Arizona public schools are still undecided on whether sexual education should be taught as a class.
Arizona has always had many historical issues within the education system involving teachers, budgets and LGBT issues. One of the most recent had to do with the HIV law that prohibited AIDS and HIV-related instruction.
As of April 2019, the State repealed the law putting the teaching of the HIV and the homosexuality back into sex education, however it has begun to experience backlash in many other cities and school districts.
According to Christiana Hammond, Operations Director at Equality Arizona a LGBT advocacy organization, many schools have already begun to mention concern about the repeal and have fought to remove sexual education from public schools altogether.
“Chandler has been fighting with the school board,” Hammond said. “It’s a tactic that they’re spreading with other school districts.”
Hammond also mentioned that the reason they are fighting for the ban of sex education is because parents feel like by teaching it, their kids are being pushed into living a more sexually active life.
A senior at Washington High School in Phoenix disagreed with the ban of sex education.
“Not a lot pf people are aware of how they should protect themselves,” she said.
Tucson Unified School District is facing the similar issues with their sex education and has voted to delay their curriculum based on a vote that took place back in September.
Beau Wagner, a teacher at Washington High School in Phoenix said that he was happy when the so called No Promo Homo law was repealed back in April. This was a law that prohibited schools to teach or promote homosexuality.
“It felt good knowing that the state finally took the necessary steps to avoid alienating a really visible and important community of students, the LGBT community,” he said.
Wagner believes that the teaching of the LGBT community is essential in schools, especially in the area of history, which he teaches.
Many states have also passed anti-bullying laws that are primarily protection for students, however only certain cities and states are specific in their local ordinances in protecting those bullied in the LGBT community. Arizona is one of that states that has laws set in place for bullying, but nothing that specifically protects LGBT students in most counties according the State Bar of Arizona.
“Anti-bully laws should also be required to protect members of the LGBT community since they’re being bullied and harassed every day,” a senior at Washington High School said. “No one is doing anything about it and this law is able to help…”
Many states are still in the midst of deciding what to do when it comes to sex education and whether to be inclusive in anti-bullying rights as well as discrimination laws.
Phoenix, Tempe, Tucson and Flagstaff are the only cities with local anti-discrimination laws for those in the LGBT community when it comes to the workforce, according to Hammond.

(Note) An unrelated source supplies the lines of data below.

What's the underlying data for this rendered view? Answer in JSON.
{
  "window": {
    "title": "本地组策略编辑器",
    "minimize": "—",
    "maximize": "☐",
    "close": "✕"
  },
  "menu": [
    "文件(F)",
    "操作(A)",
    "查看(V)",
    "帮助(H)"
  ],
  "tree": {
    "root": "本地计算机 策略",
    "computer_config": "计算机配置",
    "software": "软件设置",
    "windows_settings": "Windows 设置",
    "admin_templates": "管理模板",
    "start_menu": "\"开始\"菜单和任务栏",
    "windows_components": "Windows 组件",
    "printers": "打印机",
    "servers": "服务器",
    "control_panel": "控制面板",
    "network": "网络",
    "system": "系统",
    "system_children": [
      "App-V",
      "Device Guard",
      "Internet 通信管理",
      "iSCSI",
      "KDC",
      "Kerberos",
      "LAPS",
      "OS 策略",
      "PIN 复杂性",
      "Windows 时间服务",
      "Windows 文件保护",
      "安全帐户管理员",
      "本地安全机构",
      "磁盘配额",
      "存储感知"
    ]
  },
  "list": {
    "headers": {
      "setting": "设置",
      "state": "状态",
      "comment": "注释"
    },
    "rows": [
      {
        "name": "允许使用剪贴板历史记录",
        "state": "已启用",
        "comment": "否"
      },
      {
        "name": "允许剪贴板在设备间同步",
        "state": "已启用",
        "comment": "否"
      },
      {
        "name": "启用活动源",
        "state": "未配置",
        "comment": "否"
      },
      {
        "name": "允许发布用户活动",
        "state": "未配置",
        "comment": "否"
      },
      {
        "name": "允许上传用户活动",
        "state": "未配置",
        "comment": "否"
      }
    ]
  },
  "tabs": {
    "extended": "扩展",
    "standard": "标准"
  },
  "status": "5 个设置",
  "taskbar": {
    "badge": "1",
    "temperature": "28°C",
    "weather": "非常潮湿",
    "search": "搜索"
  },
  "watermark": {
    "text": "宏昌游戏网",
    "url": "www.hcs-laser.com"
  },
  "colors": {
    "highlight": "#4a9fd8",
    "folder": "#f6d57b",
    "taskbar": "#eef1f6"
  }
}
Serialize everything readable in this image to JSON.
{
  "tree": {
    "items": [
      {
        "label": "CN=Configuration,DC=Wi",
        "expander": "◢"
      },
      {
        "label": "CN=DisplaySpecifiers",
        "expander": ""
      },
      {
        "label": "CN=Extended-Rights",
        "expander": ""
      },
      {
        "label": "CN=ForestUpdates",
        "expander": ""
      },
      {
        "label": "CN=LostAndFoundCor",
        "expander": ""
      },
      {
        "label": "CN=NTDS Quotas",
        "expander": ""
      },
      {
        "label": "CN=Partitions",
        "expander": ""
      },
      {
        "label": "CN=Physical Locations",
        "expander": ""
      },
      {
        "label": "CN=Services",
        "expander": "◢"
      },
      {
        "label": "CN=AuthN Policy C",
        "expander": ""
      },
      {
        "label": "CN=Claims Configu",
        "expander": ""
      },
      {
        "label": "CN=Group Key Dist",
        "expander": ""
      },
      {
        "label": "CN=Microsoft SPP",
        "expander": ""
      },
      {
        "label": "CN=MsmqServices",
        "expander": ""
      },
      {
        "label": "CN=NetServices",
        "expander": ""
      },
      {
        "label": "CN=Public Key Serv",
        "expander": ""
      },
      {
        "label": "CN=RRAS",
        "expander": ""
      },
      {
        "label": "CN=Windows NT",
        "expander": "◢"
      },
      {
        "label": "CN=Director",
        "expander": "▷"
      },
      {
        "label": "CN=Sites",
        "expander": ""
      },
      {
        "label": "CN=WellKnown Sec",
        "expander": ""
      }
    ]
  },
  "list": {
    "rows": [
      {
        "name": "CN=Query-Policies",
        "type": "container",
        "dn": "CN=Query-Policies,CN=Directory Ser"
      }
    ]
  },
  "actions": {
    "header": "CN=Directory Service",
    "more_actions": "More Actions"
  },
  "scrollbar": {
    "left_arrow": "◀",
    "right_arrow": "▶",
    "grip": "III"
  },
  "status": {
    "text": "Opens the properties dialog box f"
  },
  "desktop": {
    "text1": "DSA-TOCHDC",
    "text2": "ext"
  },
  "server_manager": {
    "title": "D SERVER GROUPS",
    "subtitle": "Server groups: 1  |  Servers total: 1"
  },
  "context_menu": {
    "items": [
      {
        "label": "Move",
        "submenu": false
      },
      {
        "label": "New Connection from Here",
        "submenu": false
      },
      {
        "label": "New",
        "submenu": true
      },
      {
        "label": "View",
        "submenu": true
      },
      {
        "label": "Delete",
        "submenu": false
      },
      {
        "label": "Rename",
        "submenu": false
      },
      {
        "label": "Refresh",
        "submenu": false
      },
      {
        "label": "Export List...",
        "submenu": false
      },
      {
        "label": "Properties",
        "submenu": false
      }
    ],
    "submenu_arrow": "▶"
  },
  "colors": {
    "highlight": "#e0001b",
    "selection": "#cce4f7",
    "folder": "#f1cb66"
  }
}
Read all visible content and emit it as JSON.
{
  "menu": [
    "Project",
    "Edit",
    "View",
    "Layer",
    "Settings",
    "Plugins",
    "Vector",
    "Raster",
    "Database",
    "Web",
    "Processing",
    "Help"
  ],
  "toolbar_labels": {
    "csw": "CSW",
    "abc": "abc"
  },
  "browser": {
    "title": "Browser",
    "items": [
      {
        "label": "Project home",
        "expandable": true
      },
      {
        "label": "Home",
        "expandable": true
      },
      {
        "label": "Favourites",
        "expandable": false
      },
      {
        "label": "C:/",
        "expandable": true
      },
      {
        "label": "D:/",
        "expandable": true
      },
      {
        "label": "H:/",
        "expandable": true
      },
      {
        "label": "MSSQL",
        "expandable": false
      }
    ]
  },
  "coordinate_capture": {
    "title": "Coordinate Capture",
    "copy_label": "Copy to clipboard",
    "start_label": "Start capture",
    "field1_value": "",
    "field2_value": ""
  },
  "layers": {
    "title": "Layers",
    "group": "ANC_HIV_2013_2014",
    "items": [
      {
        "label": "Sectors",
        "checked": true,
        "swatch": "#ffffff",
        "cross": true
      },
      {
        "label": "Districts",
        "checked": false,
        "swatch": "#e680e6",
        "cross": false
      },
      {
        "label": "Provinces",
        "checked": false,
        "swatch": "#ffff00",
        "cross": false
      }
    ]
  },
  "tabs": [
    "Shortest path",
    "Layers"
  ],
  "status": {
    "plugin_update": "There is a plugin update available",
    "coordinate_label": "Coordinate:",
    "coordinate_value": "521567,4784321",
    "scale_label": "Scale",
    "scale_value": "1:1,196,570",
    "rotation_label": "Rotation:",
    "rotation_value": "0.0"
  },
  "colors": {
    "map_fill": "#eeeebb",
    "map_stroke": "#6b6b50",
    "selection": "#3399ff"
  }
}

In order to expand the anti-discrimination laws Hammond and the rest of her team at Equality AZ have continued to work with representatives in order to promote “their stories” and be heard in the community.